In the world of cryptocurrencies there are several types of consensus mechanisms. One of them is Proof of Authority. In this article we will tell you all about how it works. Proof of Authority is a consensus mechanism through which blockchain participants can validate transactions and update their record.
PoA or Proof of Authority (in English) is based on the reputation of network representatives chosen by blockchain participants. Such a protocol was implemented as an optimized model of the Proof of Stake (PoS) where instead of using coins as a form of betting, identity is used.
The identity is bet on a set of pre-approved validators for the validation of transactions and blocks in the network. The set of validators is usually quite small to ensure the security and efficiency of the network. This group usually consists of about 25 or so validators.
The Proof of Authority consensus mechanism was designed with the goal of making it an efficient private blockchain-oriented solution. The name of the consensus mechanism, PoA, was named after Gavin Wood who held the position of co-founder, former CTO in Ethereum development and co-founder of Parity Technologies.
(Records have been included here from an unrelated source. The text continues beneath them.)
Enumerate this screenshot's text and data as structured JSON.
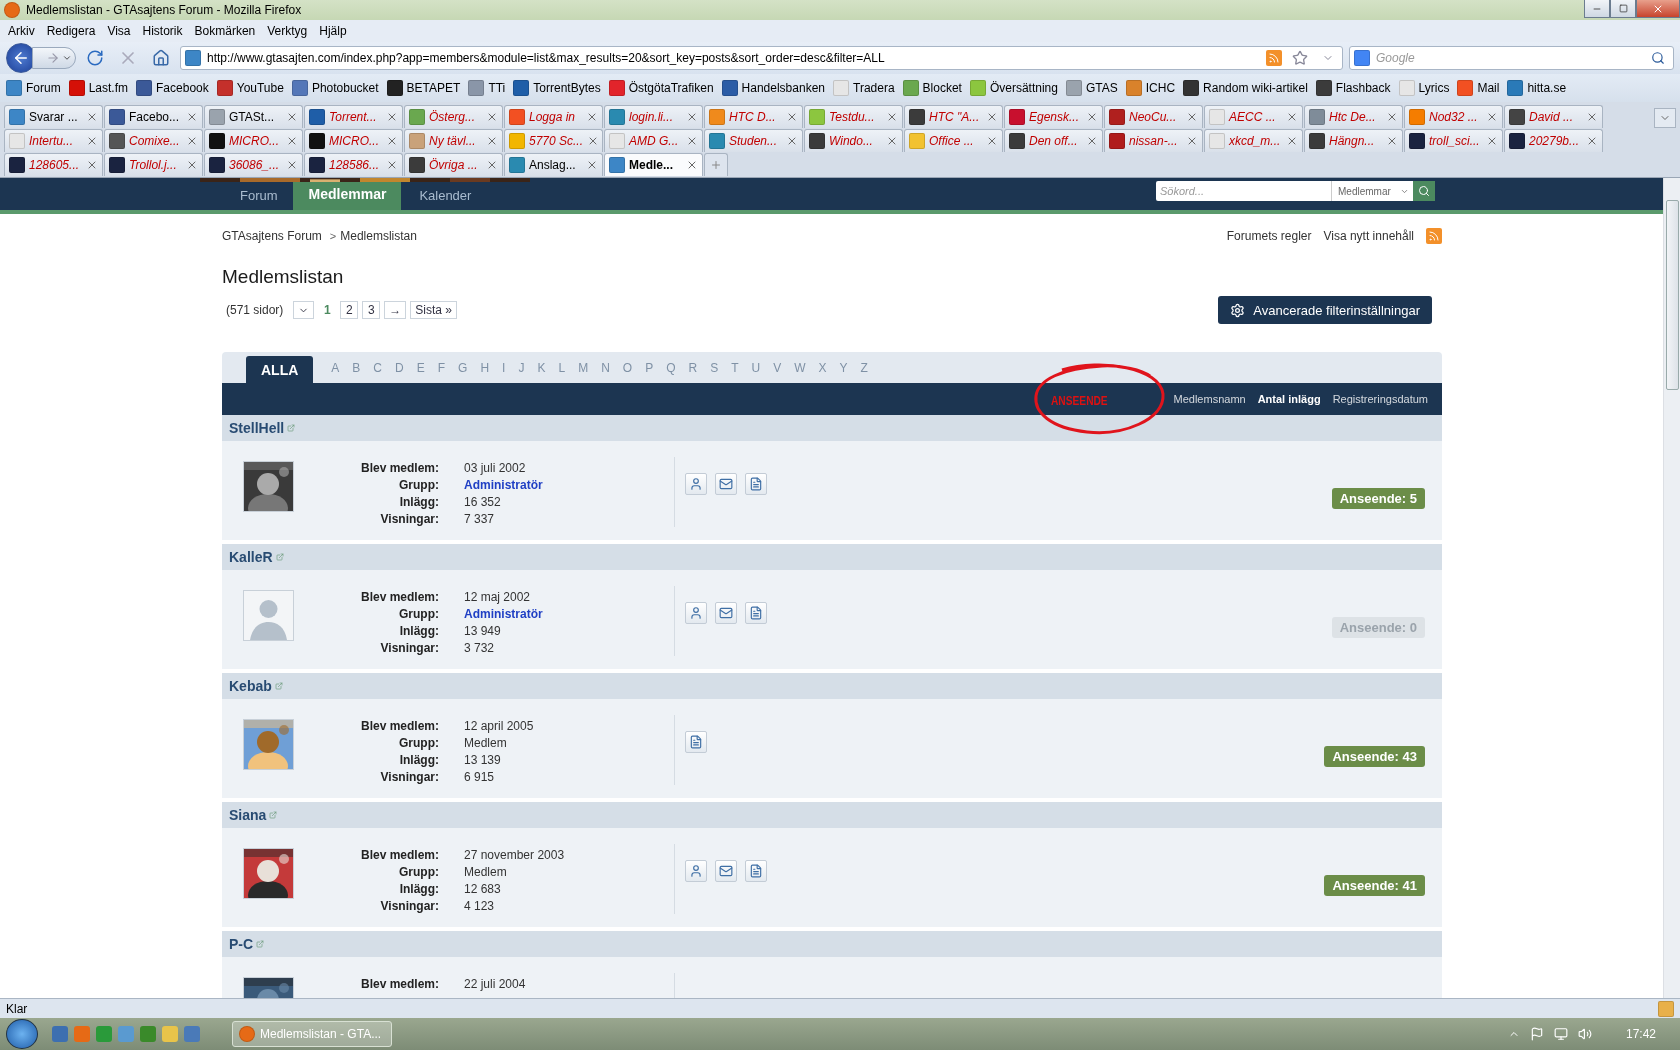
{
  "window": {
    "title": "Medlemslistan - GTAsajtens Forum - Mozilla Firefox"
  },
  "menu": [
    "Arkiv",
    "Redigera",
    "Visa",
    "Historik",
    "Bokmärken",
    "Verktyg",
    "Hjälp"
  ],
  "address": {
    "value": "http://www.gtasajten.com/index.php?app=members&module=list&max_results=20&sort_key=posts&sort_order=desc&filter=ALL"
  },
  "web_search": {
    "placeholder": "Google"
  },
  "bookmarks": [
    {
      "label": "Forum",
      "color": "#3d86c6"
    },
    {
      "label": "Last.fm",
      "color": "#d51007"
    },
    {
      "label": "Facebook",
      "color": "#3b5998"
    },
    {
      "label": "YouTube",
      "color": "#c4302b"
    },
    {
      "label": "Photobucket",
      "color": "#5477b8"
    },
    {
      "label": "BETAPET",
      "color": "#222222"
    },
    {
      "label": "TTi",
      "color": "#8a96a8"
    },
    {
      "label": "TorrentBytes",
      "color": "#1f5ea8"
    },
    {
      "label": "ÖstgötaTrafiken",
      "color": "#e2242b"
    },
    {
      "label": "Handelsbanken",
      "color": "#2b5ca6"
    },
    {
      "label": "Tradera",
      "color": "#e6e6e6"
    },
    {
      "label": "Blocket",
      "color": "#6aa84f"
    },
    {
      "label": "Översättning",
      "color": "#8cc63f"
    },
    {
      "label": "GTAS",
      "color": "#9aa3ad"
    },
    {
      "label": "ICHC",
      "color": "#d9822b"
    },
    {
      "label": "Random wiki-artikel",
      "color": "#333333"
    },
    {
      "label": "Flashback",
      "color": "#3b3b3b"
    },
    {
      "label": "Lyrics",
      "color": "#e6e6e6"
    },
    {
      "label": "Mail",
      "color": "#f25022"
    },
    {
      "label": "hitta.se",
      "color": "#2a7ab8"
    }
  ],
  "tab_rows": [
    {
      "tabs": [
        {
          "label": "Svarar ...",
          "selected": false,
          "unloaded": false,
          "color": "#3d86c6"
        },
        {
          "label": "Facebo...",
          "selected": false,
          "unloaded": false,
          "color": "#3b5998"
        },
        {
          "label": "GTASt...",
          "selected": false,
          "unloaded": false,
          "color": "#9aa3ad"
        },
        {
          "label": "Torrent...",
          "selected": false,
          "unloaded": true,
          "color": "#1f5ea8"
        },
        {
          "label": "Österg...",
          "selected": false,
          "unloaded": true,
          "color": "#6aa84f"
        },
        {
          "label": "Logga in",
          "selected": false,
          "unloaded": true,
          "color": "#f25022"
        },
        {
          "label": "login.li...",
          "selected": false,
          "unloaded": true,
          "color": "#2a8ab0"
        },
        {
          "label": "HTC D...",
          "selected": false,
          "unloaded": true,
          "color": "#f08a1c"
        },
        {
          "label": "Testdu...",
          "selected": false,
          "unloaded": true,
          "color": "#8cc63f"
        },
        {
          "label": "HTC \"A...",
          "selected": false,
          "unloaded": true,
          "color": "#3b3b3b"
        },
        {
          "label": "Egensk...",
          "selected": false,
          "unloaded": true,
          "color": "#c8102e"
        },
        {
          "label": "NeoCu...",
          "selected": false,
          "unloaded": true,
          "color": "#b0201e"
        },
        {
          "label": "AECC ...",
          "selected": false,
          "unloaded": true,
          "color": "#e6e6e6"
        },
        {
          "label": "Htc De...",
          "selected": false,
          "unloaded": true,
          "color": "#7f8c99"
        },
        {
          "label": "Nod32 ...",
          "selected": false,
          "unloaded": true,
          "color": "#f57d00"
        },
        {
          "label": "David ...",
          "selected": false,
          "unloaded": true,
          "color": "#444444"
        }
      ]
    },
    {
      "tabs": [
        {
          "label": "Intertu...",
          "selected": false,
          "unloaded": true,
          "color": "#e6e6e6"
        },
        {
          "label": "Comixe...",
          "selected": false,
          "unloaded": true,
          "color": "#555555"
        },
        {
          "label": "MICRO...",
          "selected": false,
          "unloaded": true,
          "color": "#111111"
        },
        {
          "label": "MICRO...",
          "selected": false,
          "unloaded": true,
          "color": "#111111"
        },
        {
          "label": "Ny tävl...",
          "selected": false,
          "unloaded": true,
          "color": "#c9a27a"
        },
        {
          "label": "5770 Sc...",
          "selected": false,
          "unloaded": true,
          "color": "#f2b600"
        },
        {
          "label": "AMD G...",
          "selected": false,
          "unloaded": true,
          "color": "#e6e6e6"
        },
        {
          "label": "Studen...",
          "selected": false,
          "unloaded": true,
          "color": "#2a8ab0"
        },
        {
          "label": "Windo...",
          "selected": false,
          "unloaded": true,
          "color": "#3b3b3b"
        },
        {
          "label": "Office ...",
          "selected": false,
          "unloaded": true,
          "color": "#f2c230"
        },
        {
          "label": "Den off...",
          "selected": false,
          "unloaded": true,
          "color": "#3b3b3b"
        },
        {
          "label": "nissan-...",
          "selected": false,
          "unloaded": true,
          "color": "#b01c1c"
        },
        {
          "label": "xkcd_m...",
          "selected": false,
          "unloaded": true,
          "color": "#e6e6e6"
        },
        {
          "label": "Hängn...",
          "selected": false,
          "unloaded": true,
          "color": "#3b3b3b"
        },
        {
          "label": "troll_sci...",
          "selected": false,
          "unloaded": true,
          "color": "#1a2340"
        },
        {
          "label": "20279b...",
          "selected": false,
          "unloaded": true,
          "color": "#1a2340"
        }
      ]
    },
    {
      "tabs": [
        {
          "label": "128605...",
          "selected": false,
          "unloaded": true,
          "color": "#1a2340"
        },
        {
          "label": "Trollol.j...",
          "selected": false,
          "unloaded": true,
          "color": "#1a2340"
        },
        {
          "label": "36086_...",
          "selected": false,
          "unloaded": true,
          "color": "#1a2340"
        },
        {
          "label": "128586...",
          "selected": false,
          "unloaded": true,
          "color": "#1a2340"
        },
        {
          "label": "Övriga ...",
          "selected": false,
          "unloaded": true,
          "color": "#3b3b3b"
        },
        {
          "label": "Anslag...",
          "selected": false,
          "unloaded": false,
          "color": "#2a8ab0"
        },
        {
          "label": "Medle...",
          "selected": true,
          "unloaded": false,
          "color": "#3d86c6"
        }
      ]
    }
  ],
  "site_nav": {
    "items": [
      {
        "label": "Forum",
        "selected": false
      },
      {
        "label": "Medlemmar",
        "selected": true
      },
      {
        "label": "Kalender",
        "selected": false
      }
    ],
    "search": {
      "placeholder": "Sökord...",
      "scope": "Medlemmar"
    }
  },
  "breadcrumb": {
    "items": [
      "GTAsajtens Forum",
      "Medlemslistan"
    ],
    "separator": ">"
  },
  "header_links": [
    "Forumets regler",
    "Visa nytt innehåll"
  ],
  "heading": "Medlemslistan",
  "pagination": {
    "summary": "(571 sidor)",
    "pages": [
      {
        "label": "1",
        "selected": true
      },
      {
        "label": "2",
        "selected": false
      },
      {
        "label": "3",
        "selected": false
      }
    ],
    "next": "→",
    "last": "Sista »"
  },
  "filter_button": "Avancerade filterinställningar",
  "letters": [
    {
      "label": "ALLA",
      "selected": true
    },
    {
      "label": "A",
      "selected": false
    },
    {
      "label": "B",
      "selected": false
    },
    {
      "label": "C",
      "selected": false
    },
    {
      "label": "D",
      "selected": false
    },
    {
      "label": "E",
      "selected": false
    },
    {
      "label": "F",
      "selected": false
    },
    {
      "label": "G",
      "selected": false
    },
    {
      "label": "H",
      "selected": false
    },
    {
      "label": "I",
      "selected": false
    },
    {
      "label": "J",
      "selected": false
    },
    {
      "label": "K",
      "selected": false
    },
    {
      "label": "L",
      "selected": false
    },
    {
      "label": "M",
      "selected": false
    },
    {
      "label": "N",
      "selected": false
    },
    {
      "label": "O",
      "selected": false
    },
    {
      "label": "P",
      "selected": false
    },
    {
      "label": "Q",
      "selected": false
    },
    {
      "label": "R",
      "selected": false
    },
    {
      "label": "S",
      "selected": false
    },
    {
      "label": "T",
      "selected": false
    },
    {
      "label": "U",
      "selected": false
    },
    {
      "label": "V",
      "selected": false
    },
    {
      "label": "W",
      "selected": false
    },
    {
      "label": "X",
      "selected": false
    },
    {
      "label": "Y",
      "selected": false
    },
    {
      "label": "Z",
      "selected": false
    }
  ],
  "sort_options": [
    {
      "label": "Medlemsnamn",
      "selected": false
    },
    {
      "label": "Antal inlägg",
      "selected": true
    },
    {
      "label": "Registreringsdatum",
      "selected": false
    }
  ],
  "annotation": {
    "text": "ANSEENDE"
  },
  "members": [
    {
      "name": "StellHell",
      "avatar": {
        "kind": "picture"
      },
      "fields": [
        {
          "label": "Blev medlem:",
          "value": "03 juli 2002",
          "kind": "text"
        },
        {
          "label": "Grupp:",
          "value": "Administratör",
          "kind": "link"
        },
        {
          "label": "Inlägg:",
          "value": "16 352",
          "kind": "text"
        },
        {
          "label": "Visningar:",
          "value": "7 337",
          "kind": "text"
        }
      ],
      "actions": [
        {
          "kind": "profile"
        },
        {
          "kind": "message"
        },
        {
          "kind": "content"
        }
      ],
      "reputation": {
        "text": "Anseende: 5",
        "muted": false
      }
    },
    {
      "name": "KalleR",
      "avatar": {
        "kind": "default"
      },
      "fields": [
        {
          "label": "Blev medlem:",
          "value": "12 maj 2002",
          "kind": "text"
        },
        {
          "label": "Grupp:",
          "value": "Administratör",
          "kind": "link"
        },
        {
          "label": "Inlägg:",
          "value": "13 949",
          "kind": "text"
        },
        {
          "label": "Visningar:",
          "value": "3 732",
          "kind": "text"
        }
      ],
      "actions": [
        {
          "kind": "profile"
        },
        {
          "kind": "message"
        },
        {
          "kind": "content"
        }
      ],
      "reputation": {
        "text": "Anseende: 0",
        "muted": true
      }
    },
    {
      "name": "Kebab",
      "avatar": {
        "kind": "picture"
      },
      "fields": [
        {
          "label": "Blev medlem:",
          "value": "12 april 2005",
          "kind": "text"
        },
        {
          "label": "Grupp:",
          "value": "Medlem",
          "kind": "text"
        },
        {
          "label": "Inlägg:",
          "value": "13 139",
          "kind": "text"
        },
        {
          "label": "Visningar:",
          "value": "6 915",
          "kind": "text"
        }
      ],
      "actions": [
        {
          "kind": "content"
        }
      ],
      "reputation": {
        "text": "Anseende: 43",
        "muted": false
      }
    },
    {
      "name": "Siana",
      "avatar": {
        "kind": "picture"
      },
      "fields": [
        {
          "label": "Blev medlem:",
          "value": "27 november 2003",
          "kind": "text"
        },
        {
          "label": "Grupp:",
          "value": "Medlem",
          "kind": "text"
        },
        {
          "label": "Inlägg:",
          "value": "12 683",
          "kind": "text"
        },
        {
          "label": "Visningar:",
          "value": "4 123",
          "kind": "text"
        }
      ],
      "actions": [
        {
          "kind": "profile"
        },
        {
          "kind": "message"
        },
        {
          "kind": "content"
        }
      ],
      "reputation": {
        "text": "Anseende: 41",
        "muted": false
      }
    },
    {
      "name": "P-C",
      "avatar": {
        "kind": "picture"
      },
      "fields": [
        {
          "label": "Blev medlem:",
          "value": "22 juli 2004",
          "kind": "text"
        }
      ]
    }
  ],
  "status_bar": {
    "text": "Klar"
  },
  "taskbar": {
    "task": "Medlemslistan - GTA...",
    "time": "17:42"
  }
}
This consensus mechanism was proposed as a scalable idea in 2017 after its creation by a group of developers. After its launch it began to be implemented and gain reputation since it differed notably from protocols such as Proof of Work and Proof of Stake. Unlike these protocols, Proof of Authority breaks the schemes by leveraging user identities to enable validations on the blockchain.
The novel features of its release included an arbitrary selection of trusted validators which prompted developers to implement a consensus mechanism to ensure security. It is currently one of many known and implemented consensus algorithms.
In Proof of Authority the system starts with the random election of validators. Subsequently, a voting system of other previously authorized nodes allows the selection of nodes and their inclusion in the network. This prevents the access of malicious nodes that could affect the operation of the network. It should be noted that each validator can only sign one of each series of consecutive blocks in its validation time.
PoA uses identity and reputation just as Proof of Stake uses participation to ensure trust and participation in the network. In this consensus mechanism, the identity of each user becomes extremely valuable. Clearly, in order to use this system, the validated user must voluntarily reveal his or her identity.
When the validator’s information is made public, responsibilities in the operation of the blockchain are established. In addition, knowing the identity of the validators, any inconvenience or any act that undermines the security of the network automatically falls on the person or institution which will increase its good or bad reputation.
For these reasons, the validators of a blockchain based on the use of Proof of Authority take care of its reputation on a daily basis. Therefore, these validators will do everything in their power to maintain the transparency, proper functioning and reliability of the blockchain. This is because both the identity of a validator and the company behind a validator or groups of validators is at stake and this will make them feel incentivized to preserve the network.
As for the validation nodes in the PoA network, they have full authority to decide on new blocks. This means that they can stop specific transactions even if this generates a conflict of interest and harms the network. In many cases, those who control the nodes do not trust each other generating various conflicts.
In this system, nodes are encouraged to perform their duties honestly through constant monitoring, whereby each validator supervises the actions performed by the other validators.
In the operation of Proof of Authority there are several conditions to be met in order to proceed with the protocol. These conditions are discussed below:
These three measures are intended to ensure that the system is capable of eliminating possible malicious actors. In the event that a validator in the network acts in bad faith, the network should automatically remove it to maintain trust and transparency in the blockchain.
Like any system, Proof of Authority has advantages and disadvantages that differentiate it from other systems. Below we will see the most important ones: